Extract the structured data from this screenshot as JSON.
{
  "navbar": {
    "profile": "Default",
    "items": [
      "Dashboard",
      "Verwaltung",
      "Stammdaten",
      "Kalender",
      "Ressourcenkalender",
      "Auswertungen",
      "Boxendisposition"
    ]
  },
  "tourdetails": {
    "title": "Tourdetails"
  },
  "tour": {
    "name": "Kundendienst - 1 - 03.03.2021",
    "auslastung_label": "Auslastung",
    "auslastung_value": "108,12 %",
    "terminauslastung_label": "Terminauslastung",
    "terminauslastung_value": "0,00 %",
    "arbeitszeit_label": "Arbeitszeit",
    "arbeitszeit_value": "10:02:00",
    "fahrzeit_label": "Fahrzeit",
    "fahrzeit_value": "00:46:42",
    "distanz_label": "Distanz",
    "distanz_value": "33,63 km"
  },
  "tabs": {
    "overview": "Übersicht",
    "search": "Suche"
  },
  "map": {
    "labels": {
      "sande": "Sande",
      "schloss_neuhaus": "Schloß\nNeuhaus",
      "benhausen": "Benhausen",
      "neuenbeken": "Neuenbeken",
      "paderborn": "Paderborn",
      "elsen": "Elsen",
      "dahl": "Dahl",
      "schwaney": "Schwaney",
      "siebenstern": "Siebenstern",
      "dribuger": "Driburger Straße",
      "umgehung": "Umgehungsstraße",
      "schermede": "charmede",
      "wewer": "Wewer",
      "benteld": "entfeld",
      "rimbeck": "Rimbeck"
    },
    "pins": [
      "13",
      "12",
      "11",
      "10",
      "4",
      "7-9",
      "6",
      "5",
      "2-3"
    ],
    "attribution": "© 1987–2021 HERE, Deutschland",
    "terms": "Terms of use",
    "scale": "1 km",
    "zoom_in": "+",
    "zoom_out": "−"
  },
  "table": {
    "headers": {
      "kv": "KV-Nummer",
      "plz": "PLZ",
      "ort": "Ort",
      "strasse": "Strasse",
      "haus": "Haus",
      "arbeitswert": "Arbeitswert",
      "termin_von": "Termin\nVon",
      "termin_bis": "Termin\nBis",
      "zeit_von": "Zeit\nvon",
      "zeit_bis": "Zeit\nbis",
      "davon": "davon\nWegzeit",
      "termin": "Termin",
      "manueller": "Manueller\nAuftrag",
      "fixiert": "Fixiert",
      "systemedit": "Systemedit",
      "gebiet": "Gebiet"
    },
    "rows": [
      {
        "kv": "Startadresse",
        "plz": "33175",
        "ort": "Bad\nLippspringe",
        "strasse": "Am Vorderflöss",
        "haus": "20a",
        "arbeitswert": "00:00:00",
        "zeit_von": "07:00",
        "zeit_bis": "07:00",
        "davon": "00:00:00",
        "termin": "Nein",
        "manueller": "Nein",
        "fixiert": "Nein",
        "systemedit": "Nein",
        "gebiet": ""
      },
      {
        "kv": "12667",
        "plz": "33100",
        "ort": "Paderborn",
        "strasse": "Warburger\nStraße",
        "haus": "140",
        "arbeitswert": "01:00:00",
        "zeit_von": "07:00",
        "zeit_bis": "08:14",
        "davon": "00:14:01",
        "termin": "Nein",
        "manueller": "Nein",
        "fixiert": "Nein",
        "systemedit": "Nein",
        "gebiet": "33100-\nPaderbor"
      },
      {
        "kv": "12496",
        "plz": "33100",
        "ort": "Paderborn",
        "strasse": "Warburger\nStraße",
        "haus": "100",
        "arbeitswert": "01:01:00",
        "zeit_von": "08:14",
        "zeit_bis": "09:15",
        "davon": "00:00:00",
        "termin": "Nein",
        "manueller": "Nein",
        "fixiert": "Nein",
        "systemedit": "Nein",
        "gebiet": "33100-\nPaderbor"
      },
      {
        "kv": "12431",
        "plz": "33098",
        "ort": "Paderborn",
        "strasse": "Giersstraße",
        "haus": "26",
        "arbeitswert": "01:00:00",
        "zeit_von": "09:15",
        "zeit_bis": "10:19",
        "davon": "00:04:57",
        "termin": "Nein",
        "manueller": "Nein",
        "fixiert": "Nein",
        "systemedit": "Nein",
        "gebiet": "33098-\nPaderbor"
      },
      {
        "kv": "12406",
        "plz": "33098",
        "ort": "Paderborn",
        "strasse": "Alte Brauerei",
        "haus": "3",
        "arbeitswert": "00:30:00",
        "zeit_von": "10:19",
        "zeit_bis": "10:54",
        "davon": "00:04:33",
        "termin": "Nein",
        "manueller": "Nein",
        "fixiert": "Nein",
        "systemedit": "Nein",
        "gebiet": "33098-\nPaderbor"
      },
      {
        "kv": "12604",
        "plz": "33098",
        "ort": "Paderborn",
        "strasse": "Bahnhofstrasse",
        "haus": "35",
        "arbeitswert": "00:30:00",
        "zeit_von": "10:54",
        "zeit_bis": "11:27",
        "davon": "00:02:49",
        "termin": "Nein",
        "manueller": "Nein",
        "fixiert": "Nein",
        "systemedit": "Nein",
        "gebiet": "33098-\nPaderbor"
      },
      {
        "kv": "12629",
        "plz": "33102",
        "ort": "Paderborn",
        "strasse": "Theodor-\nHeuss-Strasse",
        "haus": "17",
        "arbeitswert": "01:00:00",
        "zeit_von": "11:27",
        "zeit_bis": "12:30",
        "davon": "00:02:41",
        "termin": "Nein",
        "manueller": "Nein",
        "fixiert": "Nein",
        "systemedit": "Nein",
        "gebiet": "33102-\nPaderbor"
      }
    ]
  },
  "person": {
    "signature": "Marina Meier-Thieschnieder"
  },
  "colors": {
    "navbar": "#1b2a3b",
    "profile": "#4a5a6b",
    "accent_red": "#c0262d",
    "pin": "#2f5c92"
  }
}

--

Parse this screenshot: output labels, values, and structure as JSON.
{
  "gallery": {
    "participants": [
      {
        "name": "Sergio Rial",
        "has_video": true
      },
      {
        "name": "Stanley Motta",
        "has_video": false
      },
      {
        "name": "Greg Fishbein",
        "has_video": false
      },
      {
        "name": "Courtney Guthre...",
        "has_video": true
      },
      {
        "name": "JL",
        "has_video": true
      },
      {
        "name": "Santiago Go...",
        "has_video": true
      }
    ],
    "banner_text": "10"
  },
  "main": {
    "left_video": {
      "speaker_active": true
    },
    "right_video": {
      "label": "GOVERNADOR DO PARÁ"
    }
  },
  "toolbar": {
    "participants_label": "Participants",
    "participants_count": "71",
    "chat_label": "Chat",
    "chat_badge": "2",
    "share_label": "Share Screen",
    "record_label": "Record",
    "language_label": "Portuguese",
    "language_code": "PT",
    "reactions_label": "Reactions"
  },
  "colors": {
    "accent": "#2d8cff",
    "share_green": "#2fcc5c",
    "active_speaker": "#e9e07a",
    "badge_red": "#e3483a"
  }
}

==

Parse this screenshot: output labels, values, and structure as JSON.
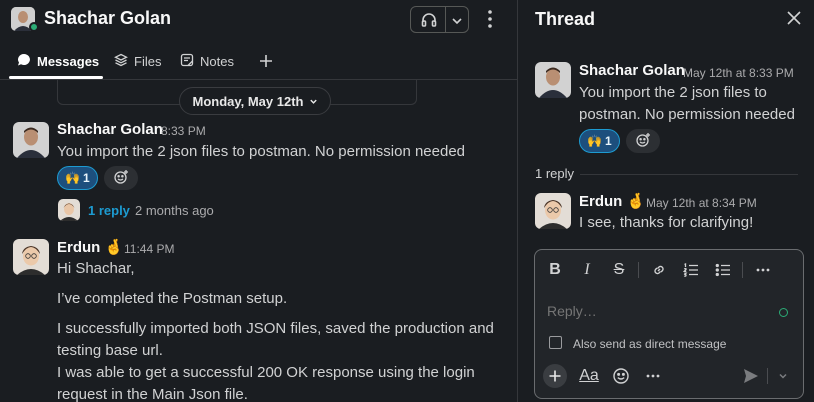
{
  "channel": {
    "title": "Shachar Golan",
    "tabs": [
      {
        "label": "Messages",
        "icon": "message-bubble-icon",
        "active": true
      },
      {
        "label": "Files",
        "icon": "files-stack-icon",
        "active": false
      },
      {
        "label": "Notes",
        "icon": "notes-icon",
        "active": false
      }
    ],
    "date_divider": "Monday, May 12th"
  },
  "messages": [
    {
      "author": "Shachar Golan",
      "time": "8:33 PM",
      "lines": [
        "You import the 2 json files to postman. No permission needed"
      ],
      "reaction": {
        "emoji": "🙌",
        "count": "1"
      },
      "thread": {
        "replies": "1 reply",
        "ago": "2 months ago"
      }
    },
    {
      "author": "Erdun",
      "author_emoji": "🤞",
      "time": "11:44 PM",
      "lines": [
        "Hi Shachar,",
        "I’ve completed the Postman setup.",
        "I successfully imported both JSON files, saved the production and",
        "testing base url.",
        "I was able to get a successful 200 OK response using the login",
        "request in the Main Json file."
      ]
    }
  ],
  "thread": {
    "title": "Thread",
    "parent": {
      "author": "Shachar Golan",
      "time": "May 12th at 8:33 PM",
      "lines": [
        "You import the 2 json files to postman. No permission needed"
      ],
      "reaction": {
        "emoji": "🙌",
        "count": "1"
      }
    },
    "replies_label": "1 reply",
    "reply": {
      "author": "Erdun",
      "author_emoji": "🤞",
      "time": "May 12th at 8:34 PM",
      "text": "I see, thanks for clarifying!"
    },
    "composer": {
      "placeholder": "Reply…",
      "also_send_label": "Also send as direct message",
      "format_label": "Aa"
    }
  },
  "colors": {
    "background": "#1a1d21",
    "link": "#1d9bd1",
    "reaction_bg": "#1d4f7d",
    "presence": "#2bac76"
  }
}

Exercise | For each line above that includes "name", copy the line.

Response box |
    "name": "Kundendienst - 1 - 03.03.2021",
        "name": "Sergio Rial",
        "name": "Stanley Motta",
        "name": "Greg Fishbein",
        "name": "Courtney Guthre...",
        "name": "JL",
        "name": "Santiago Go...",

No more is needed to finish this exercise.